The hit 3D animated movie Avatar is just out in theaters, but already the same technology behind the movie is being used to help improve car design by studying how people move when they interact with their cars.
While the basic technology has been around for years now, constant improvements in analyzing and virtualizing the motion capture data help to improve the accuracy of the model and therefore the end result--whether that's a movie like Avatar or a more intuitive and convenient car interior. Ford Motor Company [NYSE:F] says it's the only carmaker to use the technology for these purposes.
For Ford, the process starts with up to 50 motion capture sensors place on a test subject, which is then recorded performing a series of movements. The data then goes to the Human Occupant Package Simulator (HOPS) computers, where thousands of differently-sized "virtual humans" are created to study the whole range of human interaction with the car. For movies like Avatar, the motion capture is used to make computer animated characters move in a lifelike and realistic way, even if they are of different proportions or sizes to the actor used to generate the motion. In that way, there's a lot of similarity between the two.

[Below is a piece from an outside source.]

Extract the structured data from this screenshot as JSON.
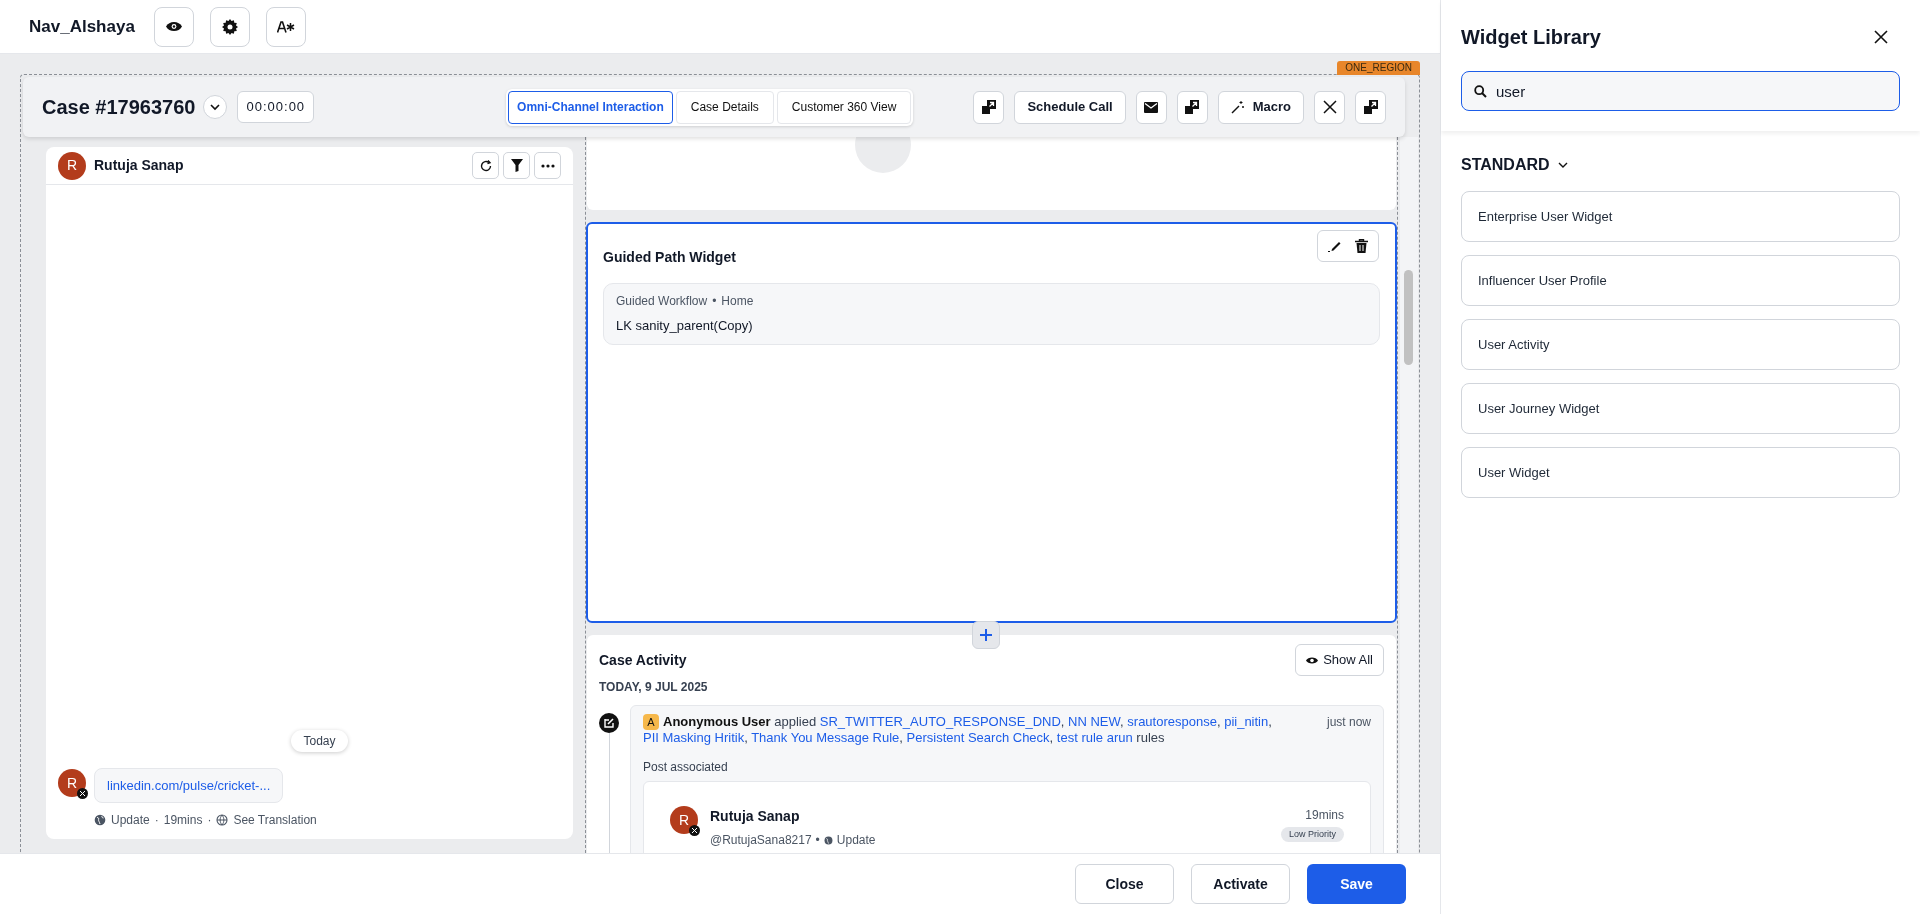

There are also differences, however, in that while the end product of the motion capture data in Avatar is a freakishly realistic and immersive alternate reality, the end product of Ford's development and testing is a very tangible set of human-car interface points.
“Before HOPS, the only way to evaluate a given design was to have people get into a vehicle and tell us how they liked it,” said Nanxin Wang, Ford's technical leader on the project. “This took lots of time and guesswork. Now we can couple this subjective appraisal with objective measurements of their arms, legs and head movements, along with muscular efforts to quantify movement mathematically. Our design teams use the data as a guide for developing a variety of vehicle platforms that provide optimal comfort, regardless of a person’s size or shape.”
The Avatar movie has been taking the country's imagination by the sheer force of its technical sophistication since it hit theaters last Friday, but we'll have to wait a while before we can see the benefits of Ford's latest upgrade in interior design technology in cars.